The Blueberry Council markets the blueberry as high in vitamin C, as a good source of fiber and manganese, and touts its antioxidant powers. As is, adding blueberries, at about 80 calories per serving, to one’s diet is highly beneficial for those seeking to pad their micro-nutrient stats. However, due to the increased positive media attention blueberries have received as, rightly or not superfoods, prices have increased, marketed gimmicks have arisen, and blueberries got a lot more company in Team Superfood.

This Web MD article lists beans, blueberries, broccoli, oats, oranges, pumpkins, salmon, soy, spinach, tea, tomatoes, turkey, walnuts, and yogurt as superfoods. The article claims superfoods will not only improve your health in the long term, but can make you feel better immediately after consumption. They point out that these foods are best for the body unprocessed and can be added and substituted for less healthy foods in the diet for immediate health benefit. Those claims I can understand. The list essentially is a compiled greatest hits of a hunter-gatherer’s feast and most, I’m looking at you pumpkins, are pretty delicious in their natural state. But as pointed out earlier, the superfood label has been applied to many other things, making them more desireable and thus more expensive without significant scientific research behind these claims. One such superfood is the wolfberry, more commonly known in the United States as the Goji berry.

Goji berries gained fame through marketing that the (disputed) oldest man to ever live, Li Ching-Yuen, believed to be 197 or 256 depending on the record, used to consume Goji berries daily as part of a preservation diet.

Navitas Goji Berries
The most expensive superfood I could find.

I had never heard of Goji berries before I walked into Holly Hills Health Food Store earlier today. The staff was very nice and, when I spoke to them of my goals of maintaining lean body mass while looking for a low calorie, nutrient dense snack, I was given the Goji berry pitch.
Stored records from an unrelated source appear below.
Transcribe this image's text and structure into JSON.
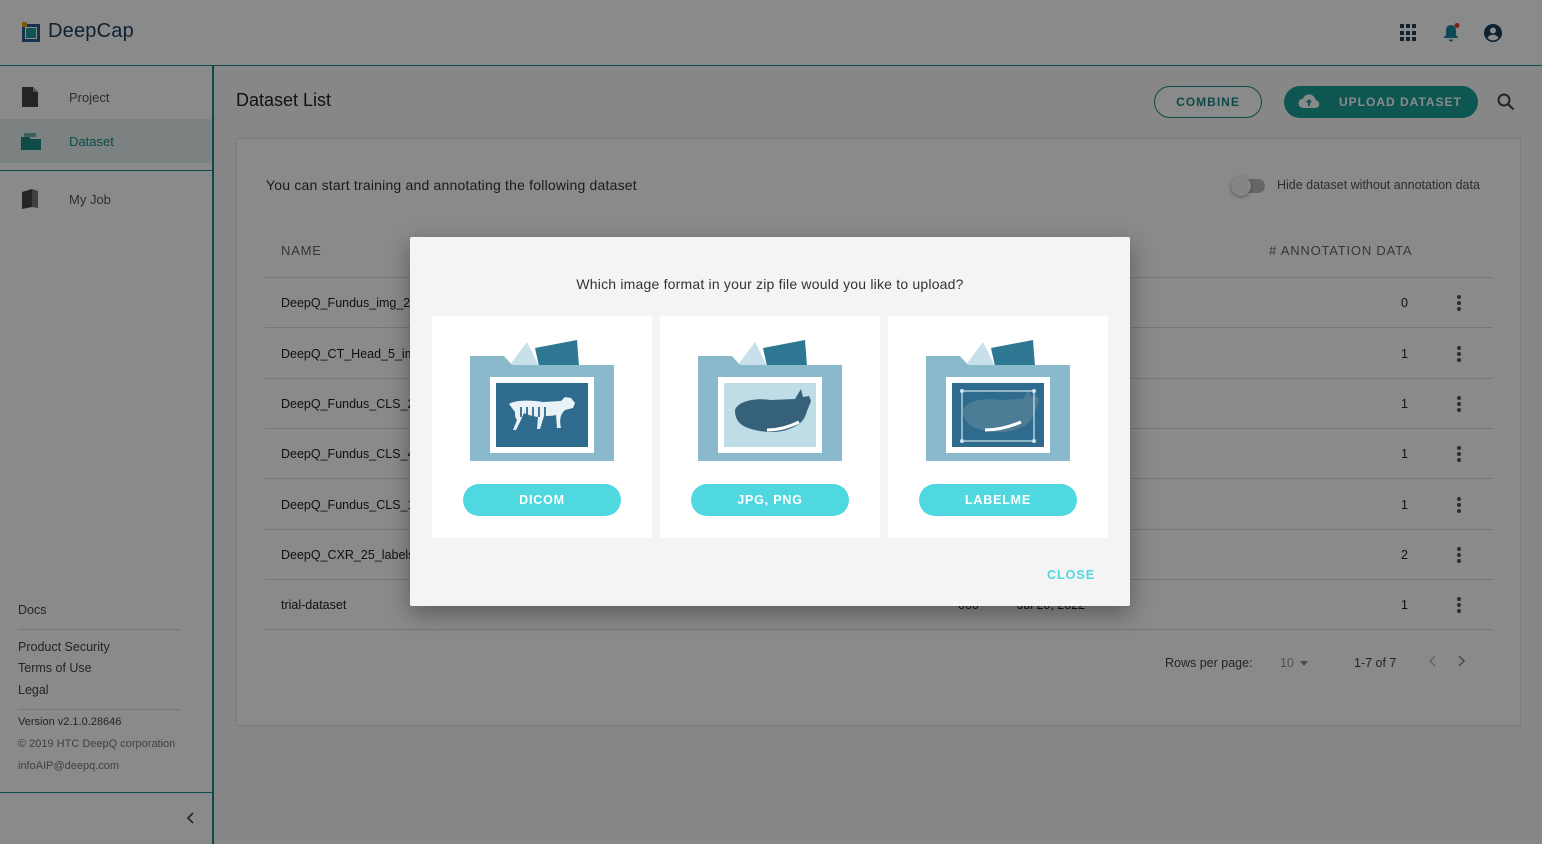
{
  "app": {
    "name": "DeepCap"
  },
  "sidebar": {
    "items": [
      {
        "label": "Project"
      },
      {
        "label": "Dataset"
      },
      {
        "label": "My Job"
      }
    ],
    "footer": {
      "docs": "Docs",
      "product_security": "Product Security",
      "terms": "Terms of Use",
      "legal": "Legal",
      "version": "Version v2.1.0.28646",
      "copyright": "© 2019 HTC DeepQ corporation",
      "email": "infoAIP@deepq.com"
    }
  },
  "page": {
    "title": "Dataset List",
    "combine_label": "COMBINE",
    "upload_label": "UPLOAD DATASET",
    "intro": "You can start training and annotating the following dataset",
    "toggle_label": "Hide dataset without annotation data"
  },
  "table": {
    "columns": {
      "name": "NAME",
      "annotation": "# ANNOTATION DATA"
    },
    "rows": [
      {
        "name": "DeepQ_Fundus_img_2",
        "count": "0"
      },
      {
        "name": "DeepQ_CT_Head_5_im",
        "count": "1"
      },
      {
        "name": "DeepQ_Fundus_CLS_2",
        "count": "1"
      },
      {
        "name": "DeepQ_Fundus_CLS_4",
        "count": "1"
      },
      {
        "name": "DeepQ_Fundus_CLS_1",
        "count": "1"
      },
      {
        "name": "DeepQ_CXR_25_labels",
        "count": "2"
      },
      {
        "name": "trial-dataset",
        "a": "000",
        "b": "Jul 20, 2022",
        "count": "1"
      }
    ]
  },
  "pagination": {
    "rows_label": "Rows per page:",
    "rows_value": "10",
    "range": "1-7 of 7"
  },
  "dialog": {
    "question": "Which image format in your zip file would you like to upload?",
    "options": [
      {
        "label": "DICOM"
      },
      {
        "label": "JPG, PNG"
      },
      {
        "label": "LABELME"
      }
    ],
    "close_label": "CLOSE"
  },
  "colors": {
    "accent": "#1a8a83",
    "dialog_button": "#4fd8e0"
  }
}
I was told several anecdotal tales of its anti-aging abilities, about its ability to fight cancer, it’s array of trace minerals and vitamins including zinc, iron, phosphorus, B2, and E, the fact that it is among a very elite club of fruits that have 4+ grams of protein, and its 3 grams of fiber. And apparently, the last man to purchase these from Holly Hills apparently went from pale to perfectly tan skin, from flabby to fit, and from balding to blooming hair. Jesus. This was my ticket to the cover of Men’s Health.
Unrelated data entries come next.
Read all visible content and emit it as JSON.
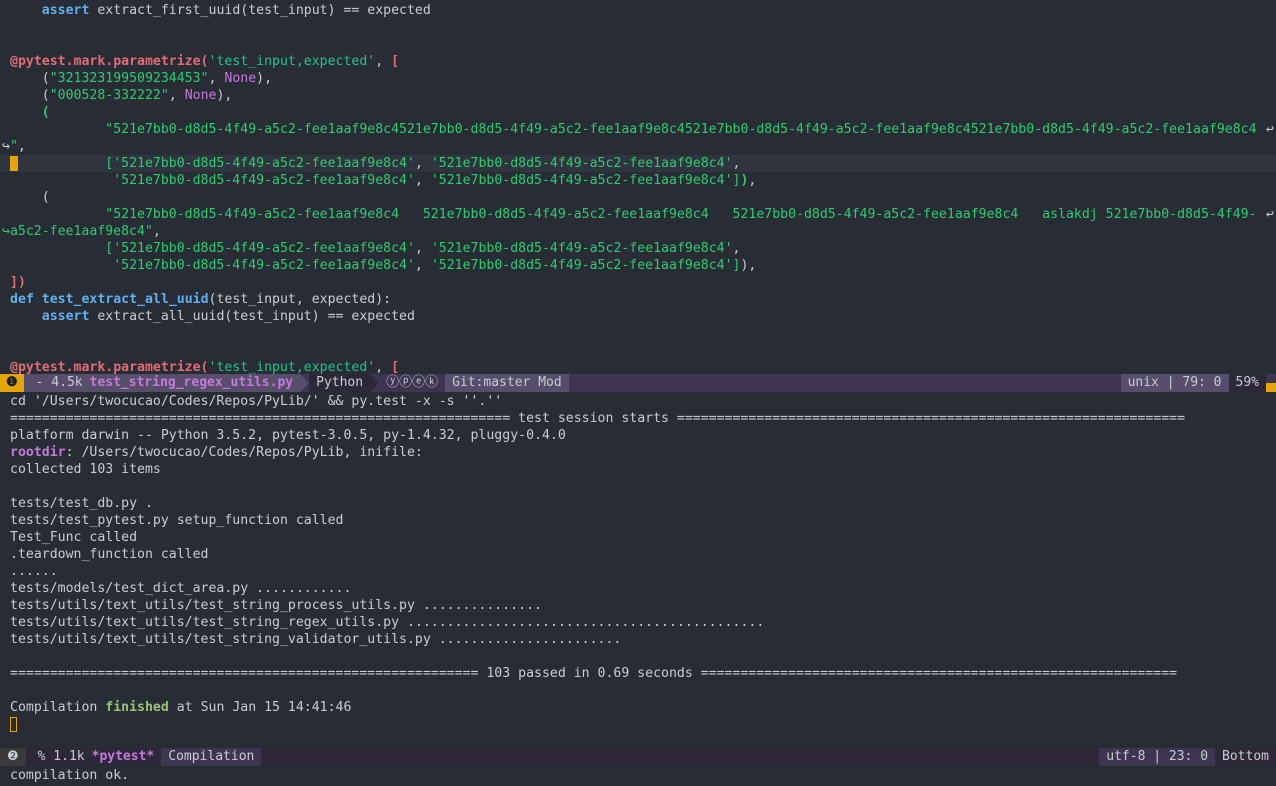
{
  "editor": {
    "lines": [
      {
        "segs": [
          [
            "",
            "    "
          ],
          [
            "kw",
            "assert"
          ],
          [
            "",
            " extract_first_uuid(test_input) == expected"
          ]
        ]
      },
      {
        "segs": []
      },
      {
        "segs": []
      },
      {
        "segs": [
          [
            "dec",
            "@pytest.mark.parametrize("
          ],
          [
            "strd",
            "'test_input,expected'"
          ],
          [
            "",
            ", "
          ],
          [
            "br",
            "["
          ]
        ]
      },
      {
        "segs": [
          [
            "",
            "    ("
          ],
          [
            "str",
            "\"321323199509234453\""
          ],
          [
            "",
            ", "
          ],
          [
            "none",
            "None"
          ],
          [
            "",
            "),"
          ]
        ]
      },
      {
        "segs": [
          [
            "",
            "    ("
          ],
          [
            "str",
            "\"000528-332222\""
          ],
          [
            "",
            ", "
          ],
          [
            "none",
            "None"
          ],
          [
            "",
            "),"
          ]
        ]
      },
      {
        "segs": [
          [
            "",
            "    "
          ],
          [
            "brg",
            "("
          ]
        ]
      },
      {
        "segs": [
          [
            "",
            "            "
          ],
          [
            "str",
            "\"521e7bb0-d8d5-4f49-a5c2-fee1aaf9e8c4521e7bb0-d8d5-4f49-a5c2-fee1aaf9e8c4521e7bb0-d8d5-4f49-a5c2-fee1aaf9e8c4521e7bb0-d8d5-4f49-a5c2-fee1aaf9e8c4"
          ]
        ],
        "wrap": "↩"
      },
      {
        "segs": [
          [
            "",
            "↪"
          ],
          [
            "str",
            "\""
          ],
          [
            "",
            ","
          ]
        ],
        "nopad": true
      },
      {
        "segs": [
          [
            "",
            "            "
          ],
          [
            "str",
            "['521e7bb0-d8d5-4f49-a5c2-fee1aaf9e8c4'"
          ],
          [
            "",
            ", "
          ],
          [
            "str",
            "'521e7bb0-d8d5-4f49-a5c2-fee1aaf9e8c4'"
          ],
          [
            "",
            ","
          ]
        ],
        "current": true
      },
      {
        "segs": [
          [
            "",
            "             "
          ],
          [
            "str",
            "'521e7bb0-d8d5-4f49-a5c2-fee1aaf9e8c4'"
          ],
          [
            "",
            ", "
          ],
          [
            "str",
            "'521e7bb0-d8d5-4f49-a5c2-fee1aaf9e8c4']"
          ],
          [
            "brg",
            ")"
          ],
          [
            "",
            ","
          ]
        ]
      },
      {
        "segs": [
          [
            "",
            "    ("
          ]
        ]
      },
      {
        "segs": [
          [
            "",
            "            "
          ],
          [
            "str",
            "\"521e7bb0-d8d5-4f49-a5c2-fee1aaf9e8c4   521e7bb0-d8d5-4f49-a5c2-fee1aaf9e8c4   521e7bb0-d8d5-4f49-a5c2-fee1aaf9e8c4   aslakdj 521e7bb0-d8d5-4f49-"
          ]
        ],
        "wrap": "↩"
      },
      {
        "segs": [
          [
            "str",
            "↪a5c2-fee1aaf9e8c4\""
          ],
          [
            "",
            ","
          ]
        ],
        "nopad": true
      },
      {
        "segs": [
          [
            "",
            "            "
          ],
          [
            "str",
            "['521e7bb0-d8d5-4f49-a5c2-fee1aaf9e8c4'"
          ],
          [
            "",
            ", "
          ],
          [
            "str",
            "'521e7bb0-d8d5-4f49-a5c2-fee1aaf9e8c4'"
          ],
          [
            "",
            ","
          ]
        ]
      },
      {
        "segs": [
          [
            "",
            "             "
          ],
          [
            "str",
            "'521e7bb0-d8d5-4f49-a5c2-fee1aaf9e8c4'"
          ],
          [
            "",
            ", "
          ],
          [
            "str",
            "'521e7bb0-d8d5-4f49-a5c2-fee1aaf9e8c4']"
          ],
          [
            "",
            "),"
          ]
        ]
      },
      {
        "segs": [
          [
            "br",
            "])"
          ]
        ]
      },
      {
        "segs": [
          [
            "kw",
            "def"
          ],
          [
            "",
            " "
          ],
          [
            "fn",
            "test_extract_all_uuid"
          ],
          [
            "",
            "(test_input, expected):"
          ]
        ]
      },
      {
        "segs": [
          [
            "",
            "    "
          ],
          [
            "kw",
            "assert"
          ],
          [
            "",
            " extract_all_uuid(test_input) == expected"
          ]
        ]
      },
      {
        "segs": []
      },
      {
        "segs": []
      },
      {
        "segs": [
          [
            "dec",
            "@pytest.mark.parametrize("
          ],
          [
            "strd",
            "'test_input,expected'"
          ],
          [
            "",
            ", "
          ],
          [
            "br",
            "["
          ]
        ]
      }
    ]
  },
  "modeline_top": {
    "badge": "❶",
    "size": "- 4.5k",
    "buffer": "test_string_regex_utils.py",
    "mode": "Python",
    "minor": "ⓨⓟⓔⓚ",
    "vcs": "Git:master Mod",
    "encoding": "unix",
    "position": "79: 0",
    "percent": "59%"
  },
  "terminal": {
    "lines": [
      "cd '/Users/twocucao/Codes/Repos/PyLib/' && py.test -x -s ''.''",
      "=============================================================== test session starts ================================================================",
      "platform darwin -- Python 3.5.2, pytest-3.0.5, py-1.4.32, pluggy-0.4.0",
      "ROOTDIR",
      "collected 103 items",
      "",
      "tests/test_db.py .",
      "tests/test_pytest.py setup_function called",
      "Test_Func called",
      ".teardown_function called",
      "......",
      "tests/models/test_dict_area.py ............",
      "tests/utils/text_utils/test_string_process_utils.py ...............",
      "tests/utils/text_utils/test_string_regex_utils.py .............................................",
      "tests/utils/text_utils/test_string_validator_utils.py .......................",
      "",
      "=========================================================== 103 passed in 0.69 seconds ============================================================",
      "",
      "FINISHED"
    ],
    "rootdir_label": "rootdir",
    "rootdir_value": ": /Users/twocucao/Codes/Repos/PyLib, inifile:",
    "compilation_prefix": "Compilation ",
    "compilation_status": "finished",
    "compilation_suffix": " at Sun Jan 15 14:41:46"
  },
  "modeline_bottom": {
    "badge": "❷",
    "size": "% 1.1k",
    "buffer": "*pytest*",
    "mode": "Compilation",
    "encoding": "utf-8",
    "position": "23: 0",
    "percent": "Bottom"
  },
  "echo_area": "compilation ok.",
  "colors": {
    "accent": "#e5a50a",
    "modeline": "#3e3650",
    "background": "#282c34"
  }
}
It has been a few hours since I tried the Goji berries, and honestly, I haven’t turned into Kellan Lutz. For the price, I have tasted much better things. At $16.99 for a bag, I feel

I'm hoping these Goji berries turn me into my doppleganger, Kellan Lutz, overnight.
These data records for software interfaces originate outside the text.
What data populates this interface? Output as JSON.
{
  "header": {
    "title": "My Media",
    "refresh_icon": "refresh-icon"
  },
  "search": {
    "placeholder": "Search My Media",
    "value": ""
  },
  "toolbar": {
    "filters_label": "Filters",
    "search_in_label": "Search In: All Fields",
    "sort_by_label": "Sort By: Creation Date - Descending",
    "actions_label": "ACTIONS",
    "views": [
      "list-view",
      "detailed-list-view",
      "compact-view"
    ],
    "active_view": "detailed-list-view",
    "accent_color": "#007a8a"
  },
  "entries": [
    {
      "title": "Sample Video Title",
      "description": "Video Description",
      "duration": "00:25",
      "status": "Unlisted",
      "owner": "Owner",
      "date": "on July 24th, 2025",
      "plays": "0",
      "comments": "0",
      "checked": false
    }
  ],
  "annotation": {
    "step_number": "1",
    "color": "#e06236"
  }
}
quite a bit of buyer’s remorse; 16 oz. per bag with 1 oz. serving sizes make this over a dollar a serving. That’s the price of delicious single-serving of Greek yogurt with blueberries on the bottom. These Goji berries taste like even further dried raisins with about half, or less, of the taste. These berries aren’t bad for you, but the nutritional value can be had through better tasting options. I’m having major second thoughts about the $17 I spent and may write a strongly worded letter to Navitas, their distributor, if this product magically doesn’t burn all of the fat off of my body, give me a sunkissed-skin tan, and/or makes me live until I’m 150+ years old. I guess the joke is on me.

These berries do have benefits, though. They are certified organic, are kosher, vegan, and raw. It contains an abundance of trace minerals and vitamins, contains a vegetarian form of protein, and has 140% of the DRV of Vitamin A. It also has 3g of fiber and only 13g of sugar. Check back for an update as consume these twice daily until the bag runs out. I might just turn into Kellan Lutz.

Nothing like a slightly-less sweet, more nutritionally sound raisin taste-alike.